Data extract:

[Start of section]

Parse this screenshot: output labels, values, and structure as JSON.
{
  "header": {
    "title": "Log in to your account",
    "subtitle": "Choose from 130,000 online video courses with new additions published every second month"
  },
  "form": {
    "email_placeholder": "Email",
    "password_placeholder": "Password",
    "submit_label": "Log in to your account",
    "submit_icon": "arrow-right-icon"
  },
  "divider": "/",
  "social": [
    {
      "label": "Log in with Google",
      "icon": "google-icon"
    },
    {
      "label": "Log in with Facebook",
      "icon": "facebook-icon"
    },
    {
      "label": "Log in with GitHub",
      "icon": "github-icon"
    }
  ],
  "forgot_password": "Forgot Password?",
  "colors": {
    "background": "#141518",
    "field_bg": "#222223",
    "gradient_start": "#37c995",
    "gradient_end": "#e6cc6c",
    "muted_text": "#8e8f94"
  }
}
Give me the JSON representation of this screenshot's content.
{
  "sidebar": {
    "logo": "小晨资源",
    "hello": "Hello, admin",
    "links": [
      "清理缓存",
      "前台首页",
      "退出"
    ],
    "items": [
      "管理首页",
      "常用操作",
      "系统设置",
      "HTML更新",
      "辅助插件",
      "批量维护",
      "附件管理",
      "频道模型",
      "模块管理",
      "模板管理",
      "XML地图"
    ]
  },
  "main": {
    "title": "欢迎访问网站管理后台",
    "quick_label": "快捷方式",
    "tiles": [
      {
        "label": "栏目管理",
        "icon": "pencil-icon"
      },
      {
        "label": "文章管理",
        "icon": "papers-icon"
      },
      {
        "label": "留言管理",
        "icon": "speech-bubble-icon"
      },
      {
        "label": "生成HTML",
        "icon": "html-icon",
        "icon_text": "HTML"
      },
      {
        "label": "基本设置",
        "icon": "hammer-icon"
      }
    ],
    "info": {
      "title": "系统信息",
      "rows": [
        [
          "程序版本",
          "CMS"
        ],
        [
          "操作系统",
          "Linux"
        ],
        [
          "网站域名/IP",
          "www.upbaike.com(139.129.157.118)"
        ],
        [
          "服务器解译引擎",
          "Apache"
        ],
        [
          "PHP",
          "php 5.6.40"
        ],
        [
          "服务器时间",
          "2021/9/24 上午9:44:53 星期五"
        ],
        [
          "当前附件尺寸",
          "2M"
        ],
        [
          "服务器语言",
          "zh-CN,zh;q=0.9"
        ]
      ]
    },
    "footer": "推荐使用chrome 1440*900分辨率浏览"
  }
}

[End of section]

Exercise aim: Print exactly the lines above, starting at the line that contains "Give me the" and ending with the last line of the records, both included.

Output for this task:
Give me the JSON representation of this screenshot's content.
{
  "sidebar": {
    "logo": "小晨资源",
    "hello": "Hello, admin",
    "links": [
      "清理缓存",
      "前台首页",
      "退出"
    ],
    "items": [
      "管理首页",
      "常用操作",
      "系统设置",
      "HTML更新",
      "辅助插件",
      "批量维护",
      "附件管理",
      "频道模型",
      "模块管理",
      "模板管理",
      "XML地图"
    ]
  },
  "main": {
    "title": "欢迎访问网站管理后台",
    "quick_label": "快捷方式",
    "tiles": [
      {
        "label": "栏目管理",
        "icon": "pencil-icon"
      },
      {
        "label": "文章管理",
        "icon": "papers-icon"
      },
      {
        "label": "留言管理",
        "icon": "speech-bubble-icon"
      },
      {
        "label": "生成HTML",
        "icon": "html-icon",
        "icon_text": "HTML"
      },
      {
        "label": "基本设置",
        "icon": "hammer-icon"
      }
    ],
    "info": {
      "title": "系统信息",
      "rows": [
        [
          "程序版本",
          "CMS"
        ],
        [
          "操作系统",
          "Linux"
        ],
        [
          "网站域名/IP",
          "www.upbaike.com(139.129.157.118)"
        ],
        [
          "服务器解译引擎",
          "Apache"
        ],
        [
          "PHP",
          "php 5.6.40"
        ],
        [
          "服务器时间",
          "2021/9/24 上午9:44:53 星期五"
        ],
        [
          "当前附件尺寸",
          "2M"
        ],
        [
          "服务器语言",
          "zh-CN,zh;q=0.9"
        ]
      ]
    },
    "footer": "推荐使用chrome 1440*900分辨率浏览"
  }
}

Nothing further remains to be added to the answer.